The governor of Istanbul announced Friday that pride events scheduled to begin on Sunday have been banned.
"The organization of a meeting and demonstration march on the mentioned dates will not be allowed by our governorate for the safety of our citizens, first and foremost the participants’, and for public order," said a press statement from the governor's office.
Sunday's event would be the 13th year of Istanbul's pride march, a festival that started with just 30 participants in 2003 and grew to tens of thousands in recent years. But last year Turkish officials banned the event an hour before it was due to begin, and police used tear gas and water cannons at pride marchers throughout the city well into the night.
The march had been threatened by factions of the Turkish far right and Islamist groups.
"We will never, ever allow such Immorality, like this march that is called 'honor' but really it is immoral, that touch the nation’s nerves, to be normalized or encouraged," said a group linked to the ultranationalist Great Union Party (BPP).
"We will not allow this disgrace," declared a group called Muslim Anatolian Youth, which pledged to organize a counterprotest on June 19. The announcement was followed by comments including "If there is no explosion, we will meet [LGBT marchers] in the square" and "I am looking forward to the day when your heads will be halal," according to screen images captured by pride march organizers.
March organizers are bracing for violence, especially after the shooting of 49 people in a Florida gay nightclub last weekend by Omar Mateen, who officials said called 911 and pledged allegiance to ISIS before the attack.
"We are now so afraid after what happened in Orlando because we can see that it gave courage to the Islamist groups here," said Görkem Ulumeric, a pride organizer.

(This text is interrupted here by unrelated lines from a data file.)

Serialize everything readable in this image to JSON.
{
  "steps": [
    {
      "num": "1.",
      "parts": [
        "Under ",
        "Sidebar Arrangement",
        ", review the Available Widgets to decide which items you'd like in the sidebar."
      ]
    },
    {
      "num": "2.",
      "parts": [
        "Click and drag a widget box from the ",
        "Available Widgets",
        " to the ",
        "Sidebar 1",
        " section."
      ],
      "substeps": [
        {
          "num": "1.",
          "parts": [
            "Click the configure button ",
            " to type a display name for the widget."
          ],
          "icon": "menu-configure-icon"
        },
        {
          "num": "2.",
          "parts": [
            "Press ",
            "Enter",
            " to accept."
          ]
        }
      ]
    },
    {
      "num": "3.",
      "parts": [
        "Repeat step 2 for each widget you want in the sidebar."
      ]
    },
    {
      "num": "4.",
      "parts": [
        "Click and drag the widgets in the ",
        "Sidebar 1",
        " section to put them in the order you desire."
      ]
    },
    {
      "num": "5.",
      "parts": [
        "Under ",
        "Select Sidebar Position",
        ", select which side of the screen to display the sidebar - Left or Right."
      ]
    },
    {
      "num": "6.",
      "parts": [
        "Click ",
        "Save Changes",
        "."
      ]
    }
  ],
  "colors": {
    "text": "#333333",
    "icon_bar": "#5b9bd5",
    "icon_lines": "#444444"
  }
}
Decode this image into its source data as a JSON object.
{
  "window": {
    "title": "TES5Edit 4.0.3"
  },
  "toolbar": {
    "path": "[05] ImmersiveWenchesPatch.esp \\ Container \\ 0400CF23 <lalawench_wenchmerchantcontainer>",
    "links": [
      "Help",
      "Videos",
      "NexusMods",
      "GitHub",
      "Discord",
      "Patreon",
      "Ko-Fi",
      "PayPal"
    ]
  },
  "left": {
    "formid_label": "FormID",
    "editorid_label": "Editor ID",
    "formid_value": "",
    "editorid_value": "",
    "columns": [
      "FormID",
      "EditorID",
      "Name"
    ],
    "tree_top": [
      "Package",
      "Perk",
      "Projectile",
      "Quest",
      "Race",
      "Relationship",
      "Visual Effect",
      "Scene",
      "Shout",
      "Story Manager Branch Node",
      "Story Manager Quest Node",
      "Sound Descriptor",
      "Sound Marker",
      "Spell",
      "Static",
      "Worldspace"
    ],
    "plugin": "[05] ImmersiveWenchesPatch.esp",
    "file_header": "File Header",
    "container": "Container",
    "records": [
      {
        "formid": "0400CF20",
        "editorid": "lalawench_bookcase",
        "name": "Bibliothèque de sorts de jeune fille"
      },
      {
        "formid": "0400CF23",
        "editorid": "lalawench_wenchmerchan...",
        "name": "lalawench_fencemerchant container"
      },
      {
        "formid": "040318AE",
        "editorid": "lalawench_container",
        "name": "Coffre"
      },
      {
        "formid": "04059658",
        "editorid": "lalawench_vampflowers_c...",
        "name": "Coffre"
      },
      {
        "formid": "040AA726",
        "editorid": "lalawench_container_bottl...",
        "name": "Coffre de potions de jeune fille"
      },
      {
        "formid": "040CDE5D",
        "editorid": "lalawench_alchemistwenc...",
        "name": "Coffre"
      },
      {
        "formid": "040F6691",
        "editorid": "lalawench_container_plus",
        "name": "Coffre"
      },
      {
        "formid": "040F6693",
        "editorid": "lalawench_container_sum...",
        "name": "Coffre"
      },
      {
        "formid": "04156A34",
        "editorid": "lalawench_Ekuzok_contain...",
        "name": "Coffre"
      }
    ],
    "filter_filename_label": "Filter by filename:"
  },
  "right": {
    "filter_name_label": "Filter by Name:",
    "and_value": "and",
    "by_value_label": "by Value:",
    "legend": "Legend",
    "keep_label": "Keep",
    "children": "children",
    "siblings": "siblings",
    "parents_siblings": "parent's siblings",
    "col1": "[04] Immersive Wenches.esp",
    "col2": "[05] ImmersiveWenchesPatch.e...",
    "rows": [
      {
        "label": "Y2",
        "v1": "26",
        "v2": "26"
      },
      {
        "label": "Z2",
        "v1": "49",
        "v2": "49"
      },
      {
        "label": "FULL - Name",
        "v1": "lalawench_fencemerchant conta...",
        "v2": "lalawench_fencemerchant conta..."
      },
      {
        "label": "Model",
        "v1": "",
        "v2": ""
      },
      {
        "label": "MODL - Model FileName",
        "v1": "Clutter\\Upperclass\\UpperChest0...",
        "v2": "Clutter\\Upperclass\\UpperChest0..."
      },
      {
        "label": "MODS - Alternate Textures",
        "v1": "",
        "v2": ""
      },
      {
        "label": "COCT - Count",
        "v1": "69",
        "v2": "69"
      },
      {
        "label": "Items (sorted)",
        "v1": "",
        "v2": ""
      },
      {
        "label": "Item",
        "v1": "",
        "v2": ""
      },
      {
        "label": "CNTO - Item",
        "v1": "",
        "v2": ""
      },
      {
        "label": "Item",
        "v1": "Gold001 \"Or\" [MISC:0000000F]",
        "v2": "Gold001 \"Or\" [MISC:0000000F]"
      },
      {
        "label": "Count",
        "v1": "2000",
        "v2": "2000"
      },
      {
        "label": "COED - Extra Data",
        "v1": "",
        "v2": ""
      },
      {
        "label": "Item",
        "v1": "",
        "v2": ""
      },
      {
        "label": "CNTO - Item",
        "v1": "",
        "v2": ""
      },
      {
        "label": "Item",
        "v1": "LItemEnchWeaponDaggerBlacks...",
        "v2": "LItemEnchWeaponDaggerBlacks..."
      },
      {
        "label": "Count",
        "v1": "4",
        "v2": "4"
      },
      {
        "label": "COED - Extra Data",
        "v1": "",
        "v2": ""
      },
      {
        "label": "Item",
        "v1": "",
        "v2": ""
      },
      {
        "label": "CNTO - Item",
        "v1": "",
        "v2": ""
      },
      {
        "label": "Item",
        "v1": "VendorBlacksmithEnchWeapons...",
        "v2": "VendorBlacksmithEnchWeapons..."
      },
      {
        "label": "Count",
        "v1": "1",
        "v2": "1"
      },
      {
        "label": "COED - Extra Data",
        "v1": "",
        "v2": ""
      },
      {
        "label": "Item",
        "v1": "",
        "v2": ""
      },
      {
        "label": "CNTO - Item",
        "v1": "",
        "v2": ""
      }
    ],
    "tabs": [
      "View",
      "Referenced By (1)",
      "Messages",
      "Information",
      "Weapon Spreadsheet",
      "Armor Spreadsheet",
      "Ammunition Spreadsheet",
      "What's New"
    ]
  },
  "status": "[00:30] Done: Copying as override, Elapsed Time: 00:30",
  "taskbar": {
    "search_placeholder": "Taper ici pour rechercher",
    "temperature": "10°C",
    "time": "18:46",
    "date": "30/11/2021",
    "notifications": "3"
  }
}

But these fears were made worse after Enes Babacan with the Milat newspaper posted a note on his Facebook page on June 12. “Greetings to the jihadis who have spread fear in the hearts of the infidels in the U.S.,” the note read. "The martyr has given the homosexuals the lesson they deserve, rest in peace."
Ulumeric said the pride organizers were meeting on Friday night to decide how to respond to the governor's ban. The first step would likely be to appeal to the courts, but Ulumeric said some of the organizers were already discussing marching even if the ban remains in effect.
Istanbul Pride is one of the few pride events in the region, and last year organizers had expected 100,000 people to participate. With few opportunities for LGBT people to publicly express their sexual identity in the Muslim world — in recent years, ISIS has been known to execute allegedly gay men a part of its propaganda — the event holds symbolic importance.
While Turkey is a secular state and its government has also been targeted by ISIS, it is governed by the Islamist AKP, and Ulumeric said the shutdown of the parade has put it on the side of extremist groups against the rights of LGBT people in the country.
"Our government is not that different from those groups," he said.